What the task requires: Your copy should repeat each record below exactly and contain no images.

Start of Block

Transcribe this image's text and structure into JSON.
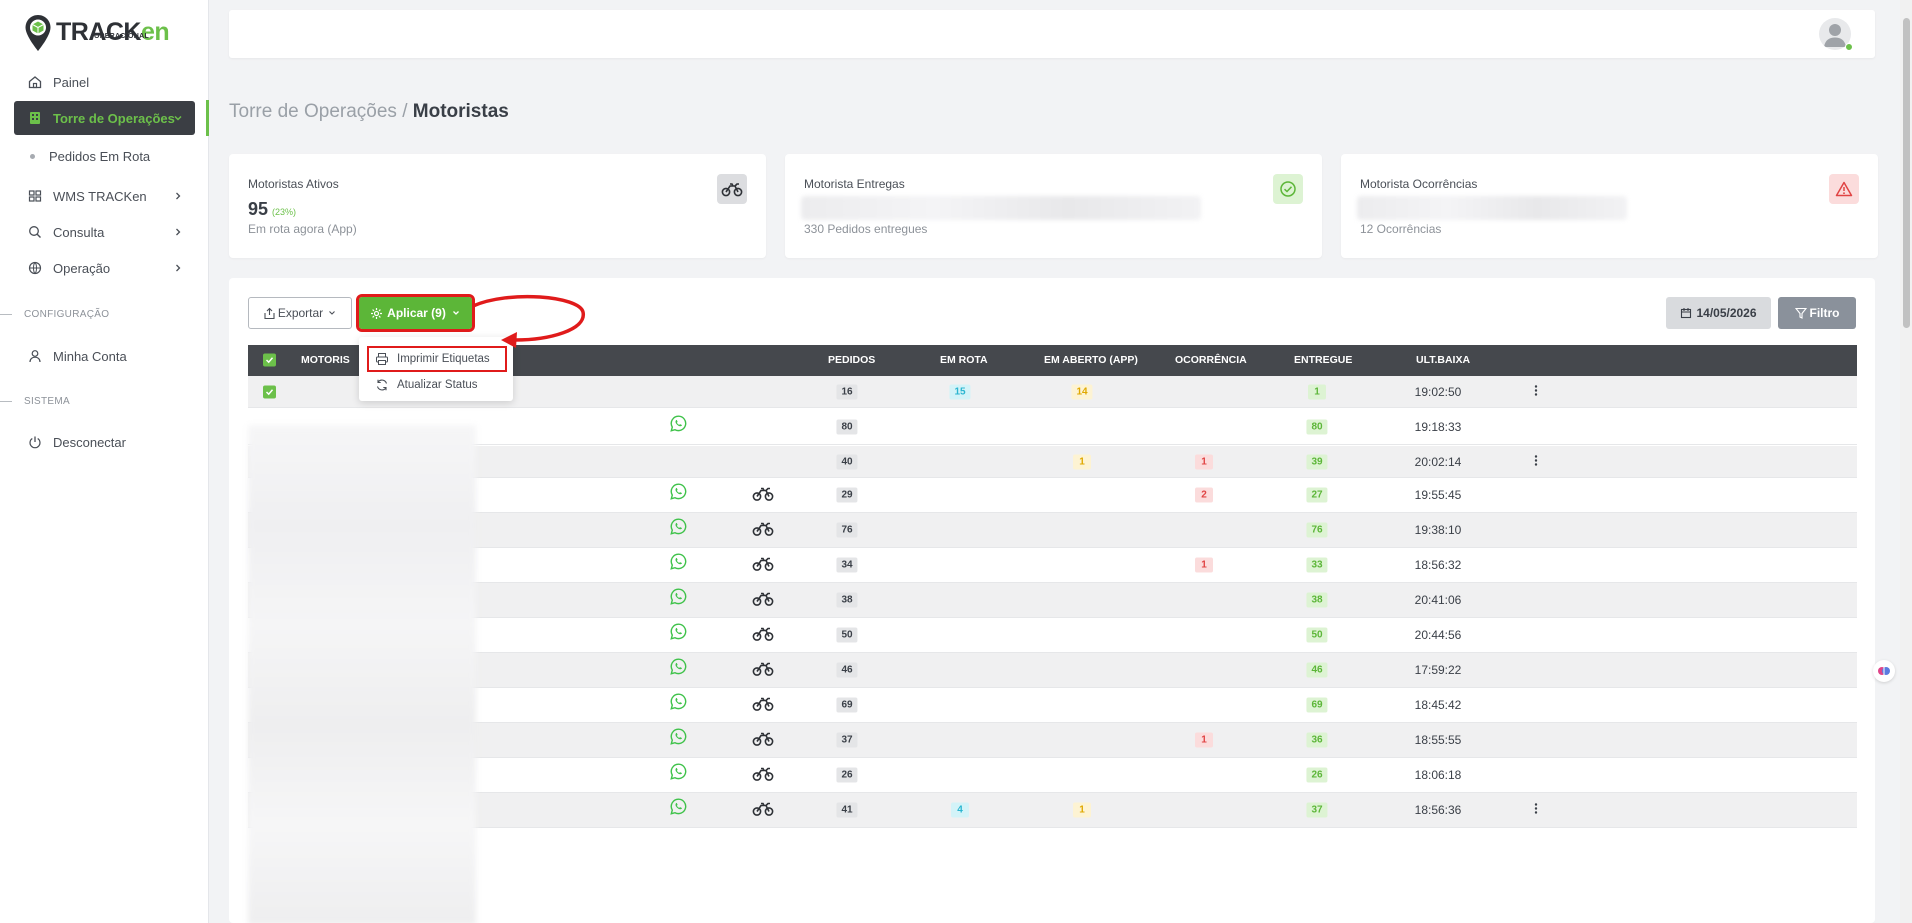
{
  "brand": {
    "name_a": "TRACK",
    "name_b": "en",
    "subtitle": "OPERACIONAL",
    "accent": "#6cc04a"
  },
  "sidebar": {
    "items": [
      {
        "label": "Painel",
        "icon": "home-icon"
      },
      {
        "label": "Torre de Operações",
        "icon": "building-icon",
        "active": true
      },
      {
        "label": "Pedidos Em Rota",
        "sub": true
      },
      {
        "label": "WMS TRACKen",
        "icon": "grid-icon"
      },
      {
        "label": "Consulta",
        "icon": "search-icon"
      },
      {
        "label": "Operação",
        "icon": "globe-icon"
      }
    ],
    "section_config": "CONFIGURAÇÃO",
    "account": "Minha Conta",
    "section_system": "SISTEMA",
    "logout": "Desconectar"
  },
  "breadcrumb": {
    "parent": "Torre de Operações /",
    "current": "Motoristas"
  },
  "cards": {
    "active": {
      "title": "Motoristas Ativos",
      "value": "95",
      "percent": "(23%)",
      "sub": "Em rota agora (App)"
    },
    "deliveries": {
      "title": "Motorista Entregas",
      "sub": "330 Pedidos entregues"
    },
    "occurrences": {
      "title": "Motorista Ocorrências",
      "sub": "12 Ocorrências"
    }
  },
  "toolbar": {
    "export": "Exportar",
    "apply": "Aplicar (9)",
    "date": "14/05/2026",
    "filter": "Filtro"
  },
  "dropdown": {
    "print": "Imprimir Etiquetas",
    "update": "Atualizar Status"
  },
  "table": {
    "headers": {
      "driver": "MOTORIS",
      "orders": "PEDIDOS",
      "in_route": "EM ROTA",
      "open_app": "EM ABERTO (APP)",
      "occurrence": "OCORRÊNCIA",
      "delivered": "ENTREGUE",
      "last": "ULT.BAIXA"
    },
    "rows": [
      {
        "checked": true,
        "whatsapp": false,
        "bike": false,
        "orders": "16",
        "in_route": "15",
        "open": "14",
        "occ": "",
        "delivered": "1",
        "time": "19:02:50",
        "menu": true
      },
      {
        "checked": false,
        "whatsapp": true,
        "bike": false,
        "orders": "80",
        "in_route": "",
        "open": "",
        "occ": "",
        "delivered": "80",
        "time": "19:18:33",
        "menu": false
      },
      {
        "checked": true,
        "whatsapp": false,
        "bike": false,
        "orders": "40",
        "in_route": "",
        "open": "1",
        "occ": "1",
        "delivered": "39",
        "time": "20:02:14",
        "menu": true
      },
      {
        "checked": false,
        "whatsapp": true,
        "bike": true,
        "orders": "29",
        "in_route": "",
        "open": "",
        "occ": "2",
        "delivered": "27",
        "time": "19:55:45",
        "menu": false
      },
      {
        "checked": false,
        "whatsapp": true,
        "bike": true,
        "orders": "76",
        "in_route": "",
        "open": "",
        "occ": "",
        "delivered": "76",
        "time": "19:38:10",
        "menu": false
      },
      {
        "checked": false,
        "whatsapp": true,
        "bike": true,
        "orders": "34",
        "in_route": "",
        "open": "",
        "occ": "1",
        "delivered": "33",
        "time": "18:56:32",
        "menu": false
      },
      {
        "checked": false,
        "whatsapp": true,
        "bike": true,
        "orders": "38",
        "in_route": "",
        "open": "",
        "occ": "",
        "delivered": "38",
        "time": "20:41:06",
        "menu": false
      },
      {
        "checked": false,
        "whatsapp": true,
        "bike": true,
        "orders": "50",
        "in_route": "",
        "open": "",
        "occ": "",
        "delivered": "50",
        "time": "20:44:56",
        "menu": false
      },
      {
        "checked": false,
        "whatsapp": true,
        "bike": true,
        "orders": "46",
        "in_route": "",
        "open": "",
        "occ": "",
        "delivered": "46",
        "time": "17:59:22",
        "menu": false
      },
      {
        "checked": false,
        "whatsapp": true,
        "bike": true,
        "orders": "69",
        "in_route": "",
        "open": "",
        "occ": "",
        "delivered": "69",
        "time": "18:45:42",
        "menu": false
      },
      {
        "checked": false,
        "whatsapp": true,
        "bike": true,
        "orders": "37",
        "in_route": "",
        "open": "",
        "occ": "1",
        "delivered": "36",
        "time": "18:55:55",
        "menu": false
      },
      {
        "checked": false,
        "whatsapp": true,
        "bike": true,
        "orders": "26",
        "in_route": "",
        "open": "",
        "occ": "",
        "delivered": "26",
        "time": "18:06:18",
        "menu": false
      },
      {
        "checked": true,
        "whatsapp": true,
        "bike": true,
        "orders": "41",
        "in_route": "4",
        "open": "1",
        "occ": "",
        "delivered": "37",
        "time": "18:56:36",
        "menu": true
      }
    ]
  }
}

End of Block

Worked solution:
Transcribe this image's text and structure into JSON.
{
  "brand": {
    "name_a": "TRACK",
    "name_b": "en",
    "subtitle": "OPERACIONAL",
    "accent": "#6cc04a"
  },
  "sidebar": {
    "items": [
      {
        "label": "Painel",
        "icon": "home-icon"
      },
      {
        "label": "Torre de Operações",
        "icon": "building-icon",
        "active": true
      },
      {
        "label": "Pedidos Em Rota",
        "sub": true
      },
      {
        "label": "WMS TRACKen",
        "icon": "grid-icon"
      },
      {
        "label": "Consulta",
        "icon": "search-icon"
      },
      {
        "label": "Operação",
        "icon": "globe-icon"
      }
    ],
    "section_config": "CONFIGURAÇÃO",
    "account": "Minha Conta",
    "section_system": "SISTEMA",
    "logout": "Desconectar"
  },
  "breadcrumb": {
    "parent": "Torre de Operações /",
    "current": "Motoristas"
  },
  "cards": {
    "active": {
      "title": "Motoristas Ativos",
      "value": "95",
      "percent": "(23%)",
      "sub": "Em rota agora (App)"
    },
    "deliveries": {
      "title": "Motorista Entregas",
      "sub": "330 Pedidos entregues"
    },
    "occurrences": {
      "title": "Motorista Ocorrências",
      "sub": "12 Ocorrências"
    }
  },
  "toolbar": {
    "export": "Exportar",
    "apply": "Aplicar (9)",
    "date": "14/05/2026",
    "filter": "Filtro"
  },
  "dropdown": {
    "print": "Imprimir Etiquetas",
    "update": "Atualizar Status"
  },
  "table": {
    "headers": {
      "driver": "MOTORIS",
      "orders": "PEDIDOS",
      "in_route": "EM ROTA",
      "open_app": "EM ABERTO (APP)",
      "occurrence": "OCORRÊNCIA",
      "delivered": "ENTREGUE",
      "last": "ULT.BAIXA"
    },
    "rows": [
      {
        "checked": true,
        "whatsapp": false,
        "bike": false,
        "orders": "16",
        "in_route": "15",
        "open": "14",
        "occ": "",
        "delivered": "1",
        "time": "19:02:50",
        "menu": true
      },
      {
        "checked": false,
        "whatsapp": true,
        "bike": false,
        "orders": "80",
        "in_route": "",
        "open": "",
        "occ": "",
        "delivered": "80",
        "time": "19:18:33",
        "menu": false
      },
      {
        "checked": true,
        "whatsapp": false,
        "bike": false,
        "orders": "40",
        "in_route": "",
        "open": "1",
        "occ": "1",
        "delivered": "39",
        "time": "20:02:14",
        "menu": true
      },
      {
        "checked": false,
        "whatsapp": true,
        "bike": true,
        "orders": "29",
        "in_route": "",
        "open": "",
        "occ": "2",
        "delivered": "27",
        "time": "19:55:45",
        "menu": false
      },
      {
        "checked": false,
        "whatsapp": true,
        "bike": true,
        "orders": "76",
        "in_route": "",
        "open": "",
        "occ": "",
        "delivered": "76",
        "time": "19:38:10",
        "menu": false
      },
      {
        "checked": false,
        "whatsapp": true,
        "bike": true,
        "orders": "34",
        "in_route": "",
        "open": "",
        "occ": "1",
        "delivered": "33",
        "time": "18:56:32",
        "menu": false
      },
      {
        "checked": false,
        "whatsapp": true,
        "bike": true,
        "orders": "38",
        "in_route": "",
        "open": "",
        "occ": "",
        "delivered": "38",
        "time": "20:41:06",
        "menu": false
      },
      {
        "checked": false,
        "whatsapp": true,
        "bike": true,
        "orders": "50",
        "in_route": "",
        "open": "",
        "occ": "",
        "delivered": "50",
        "time": "20:44:56",
        "menu": false
      },
      {
        "checked": false,
        "whatsapp": true,
        "bike": true,
        "orders": "46",
        "in_route": "",
        "open": "",
        "occ": "",
        "delivered": "46",
        "time": "17:59:22",
        "menu": false
      },
      {
        "checked": false,
        "whatsapp": true,
        "bike": true,
        "orders": "69",
        "in_route": "",
        "open": "",
        "occ": "",
        "delivered": "69",
        "time": "18:45:42",
        "menu": false
      },
      {
        "checked": false,
        "whatsapp": true,
        "bike": true,
        "orders": "37",
        "in_route": "",
        "open": "",
        "occ": "1",
        "delivered": "36",
        "time": "18:55:55",
        "menu": false
      },
      {
        "checked": false,
        "whatsapp": true,
        "bike": true,
        "orders": "26",
        "in_route": "",
        "open": "",
        "occ": "",
        "delivered": "26",
        "time": "18:06:18",
        "menu": false
      },
      {
        "checked": true,
        "whatsapp": true,
        "bike": true,
        "orders": "41",
        "in_route": "4",
        "open": "1",
        "occ": "",
        "delivered": "37",
        "time": "18:56:36",
        "menu": true
      }
    ]
  }
}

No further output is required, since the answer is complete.